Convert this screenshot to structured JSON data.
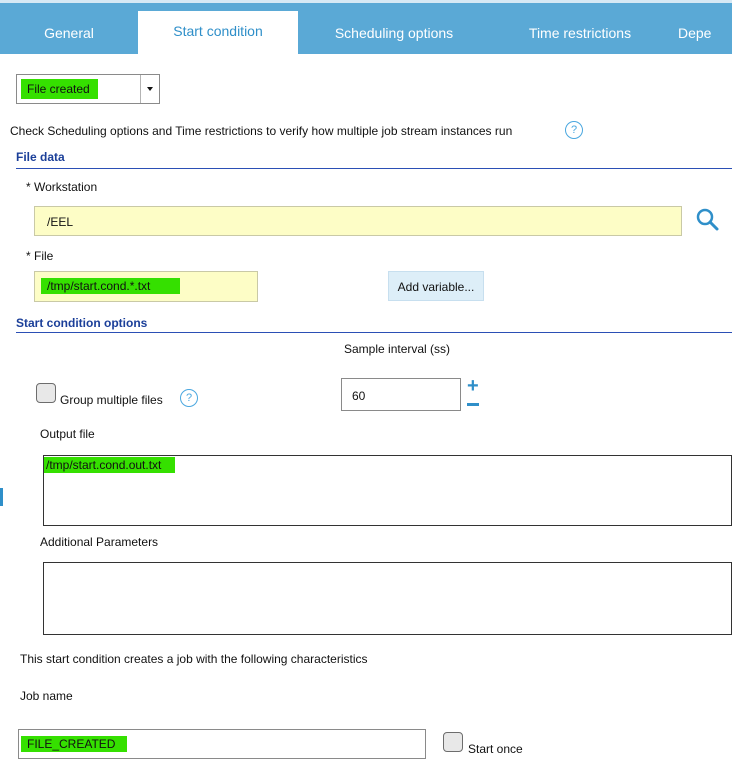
{
  "tabs": [
    {
      "label": "General",
      "active": false
    },
    {
      "label": "Start condition",
      "active": true
    },
    {
      "label": "Scheduling options",
      "active": false
    },
    {
      "label": "Time restrictions",
      "active": false
    },
    {
      "label": "Depe",
      "active": false
    }
  ],
  "condition_select": {
    "value": "File created",
    "icon": "chevron-down-icon"
  },
  "info_text": "Check Scheduling options and Time restrictions to verify how multiple job stream instances run",
  "help_icon_glyph": "?",
  "file_data": {
    "title": "File data",
    "workstation_label": "* Workstation",
    "workstation_value": "/EEL",
    "search_icon": "search-icon",
    "file_label": "* File",
    "file_value": "/tmp/start.cond.*.txt",
    "add_variable_label": "Add variable..."
  },
  "start_condition_options": {
    "title": "Start condition options",
    "sample_interval_label": "Sample interval (ss)",
    "sample_interval_value": "60",
    "group_multiple_files_label": "Group multiple files",
    "group_multiple_files_checked": false,
    "output_file_label": "Output file",
    "output_file_value": "/tmp/start.cond.out.txt",
    "additional_parameters_label": "Additional Parameters",
    "additional_parameters_value": ""
  },
  "job": {
    "description": "This start condition creates a job with the following characteristics",
    "job_name_label": "Job name",
    "job_name_value": "FILE_CREATED",
    "start_once_label": "Start once",
    "start_once_checked": false
  },
  "colors": {
    "tab_bar": "#5aa9d6",
    "active_tab_text": "#2f8fc9",
    "section_title": "#1b3f99",
    "highlight": "#35e000",
    "yellow_input": "#fdfdc6",
    "help_icon": "#4aa7df"
  }
}
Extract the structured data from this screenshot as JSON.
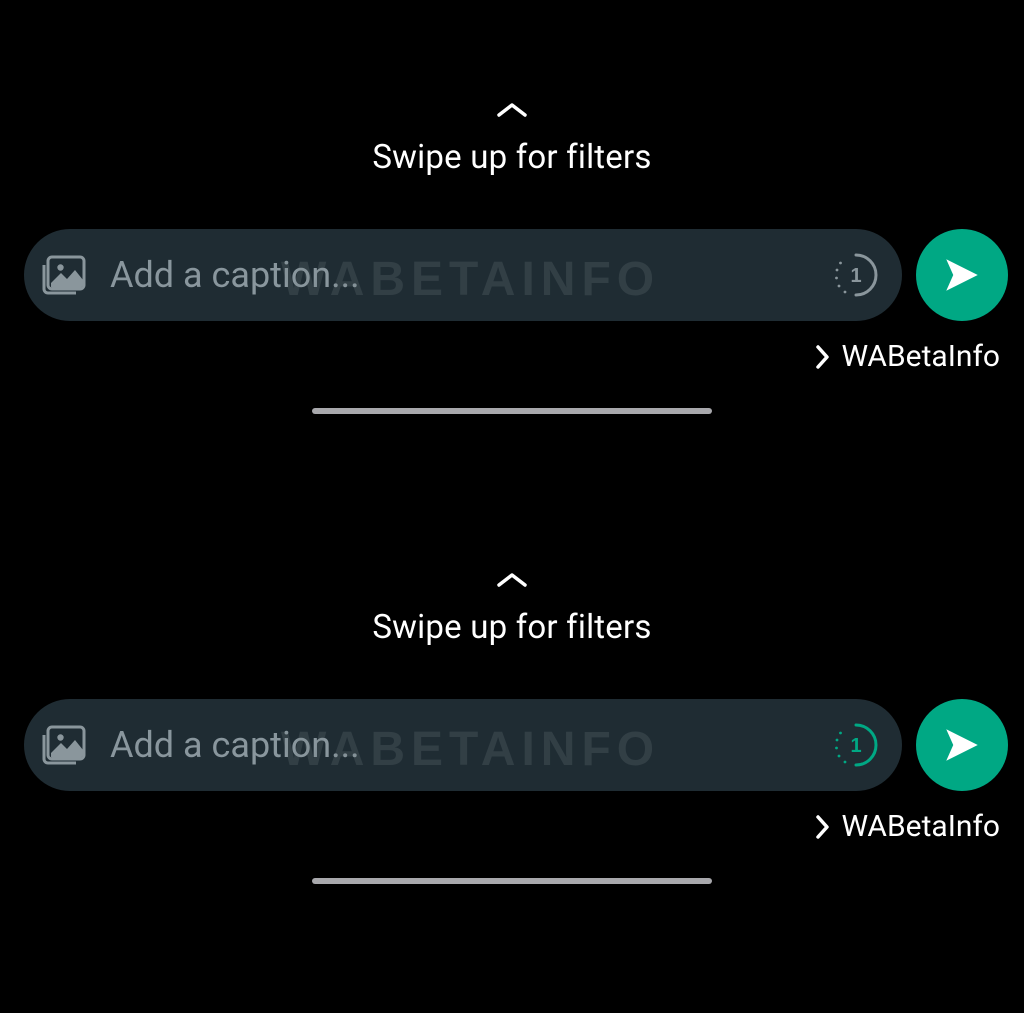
{
  "top": {
    "swipe_hint": "Swipe up for filters",
    "caption_placeholder": "Add a caption...",
    "watermark_text": "WABETAINFO",
    "view_once_number": "1",
    "view_once_state": "inactive",
    "recipient_label": "WABetaInfo"
  },
  "bottom": {
    "swipe_hint": "Swipe up for filters",
    "caption_placeholder": "Add a caption...",
    "watermark_text": "WABETAINFO",
    "view_once_number": "1",
    "view_once_state": "active",
    "recipient_label": "WABetaInfo"
  },
  "colors": {
    "accent": "#00a884",
    "pill_bg": "#1f2c33",
    "muted": "#8a969c"
  }
}
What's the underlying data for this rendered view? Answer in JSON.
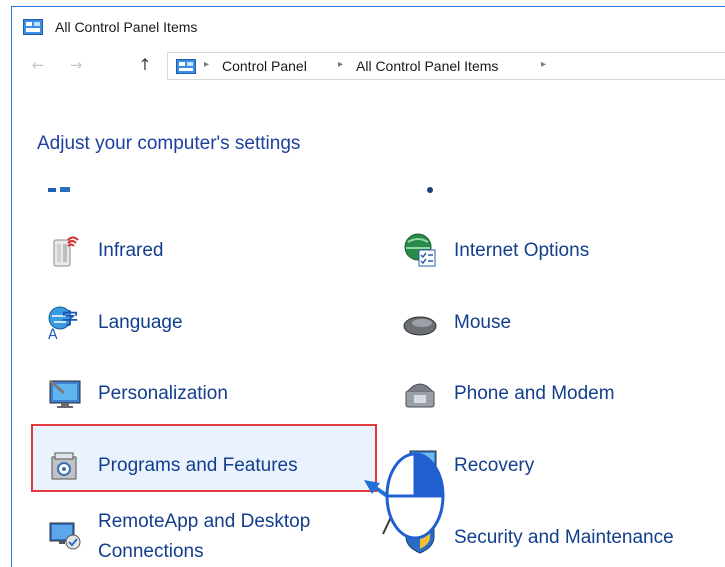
{
  "window": {
    "title": "All Control Panel Items"
  },
  "nav": {
    "back_icon": "arrow-left-icon",
    "forward_icon": "arrow-right-icon",
    "up_icon": "arrow-up-icon",
    "breadcrumb": [
      "Control Panel",
      "All Control Panel Items"
    ]
  },
  "heading": "Adjust your computer's settings",
  "items": [
    {
      "label": "Infrared",
      "icon": "infrared-icon"
    },
    {
      "label": "Internet Options",
      "icon": "internet-options-icon"
    },
    {
      "label": "Language",
      "icon": "language-icon"
    },
    {
      "label": "Mouse",
      "icon": "mouse-icon"
    },
    {
      "label": "Personalization",
      "icon": "personalization-icon"
    },
    {
      "label": "Phone and Modem",
      "icon": "phone-modem-icon"
    },
    {
      "label": "Programs and Features",
      "icon": "programs-features-icon"
    },
    {
      "label": "Recovery",
      "icon": "recovery-icon"
    },
    {
      "label": "RemoteApp and Desktop",
      "label2": "Connections",
      "icon": "remoteapp-icon"
    },
    {
      "label": "Security and Maintenance",
      "icon": "security-maintenance-icon"
    }
  ],
  "annotation": {
    "highlight_color": "#e23a3a",
    "arrow_color": "#1f6fd6"
  }
}
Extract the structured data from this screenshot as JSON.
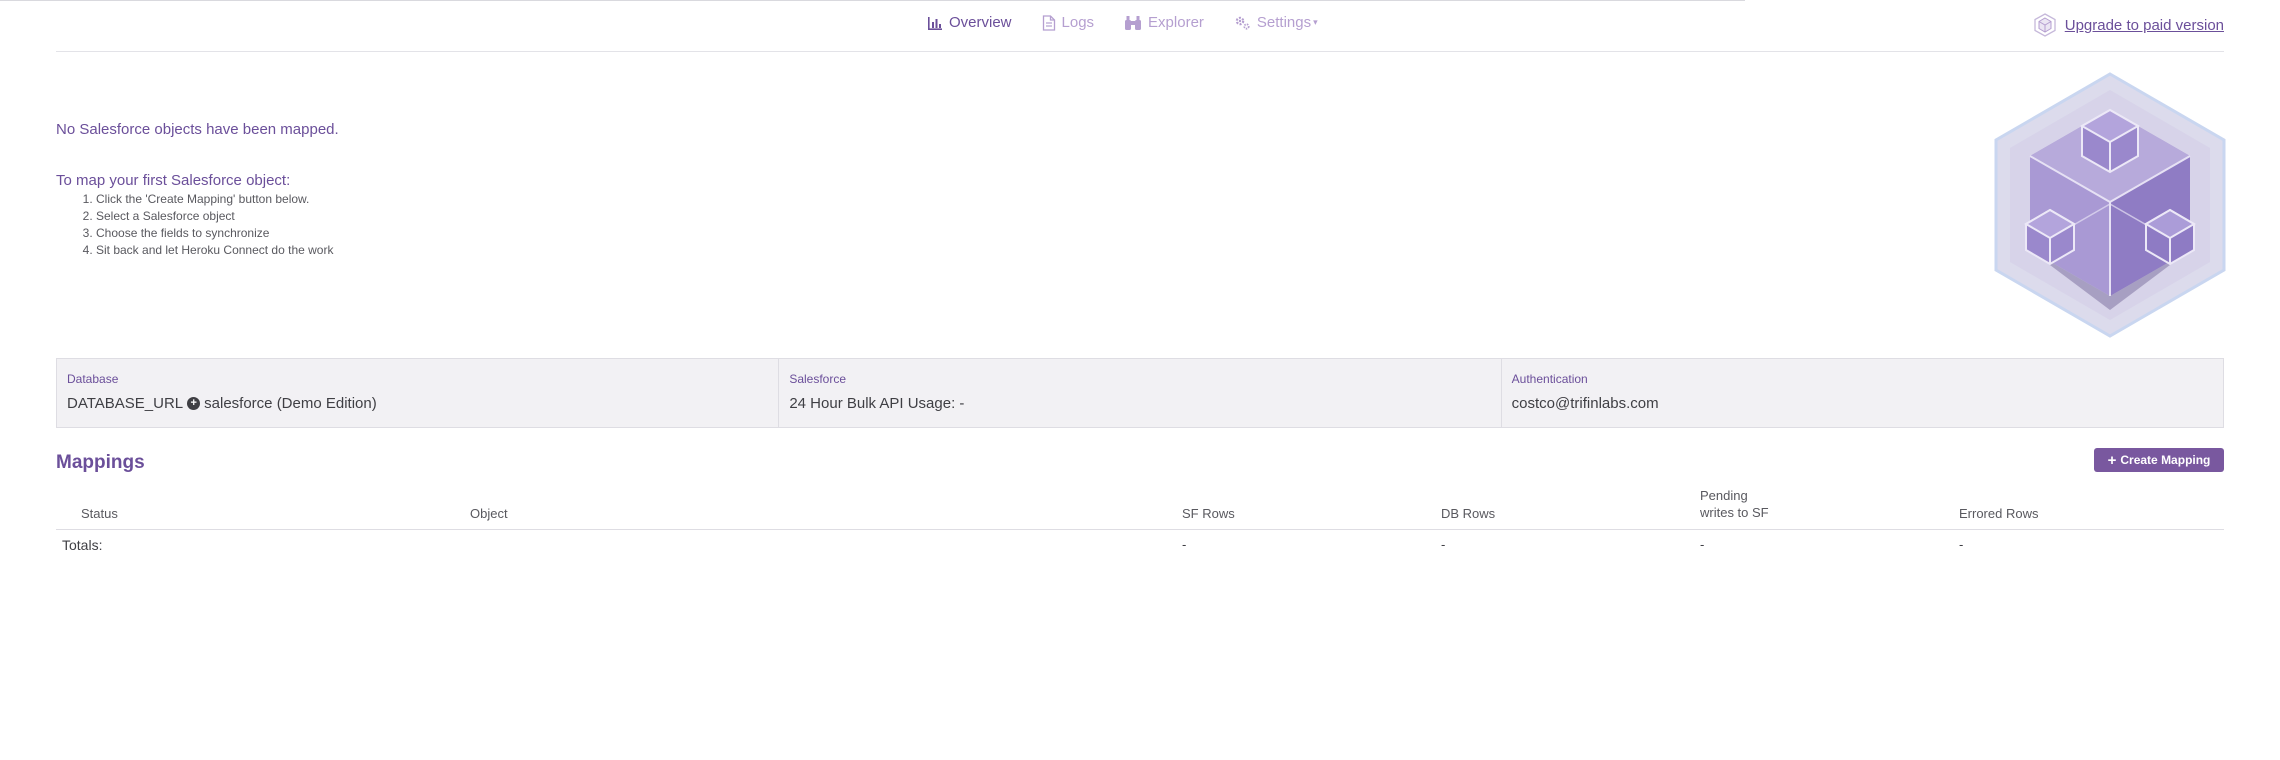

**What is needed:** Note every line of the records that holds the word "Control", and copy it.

**Reply to the task:**
    "title": "All Control Panel Items"
      "Control Panel",
      "All Control Panel Items"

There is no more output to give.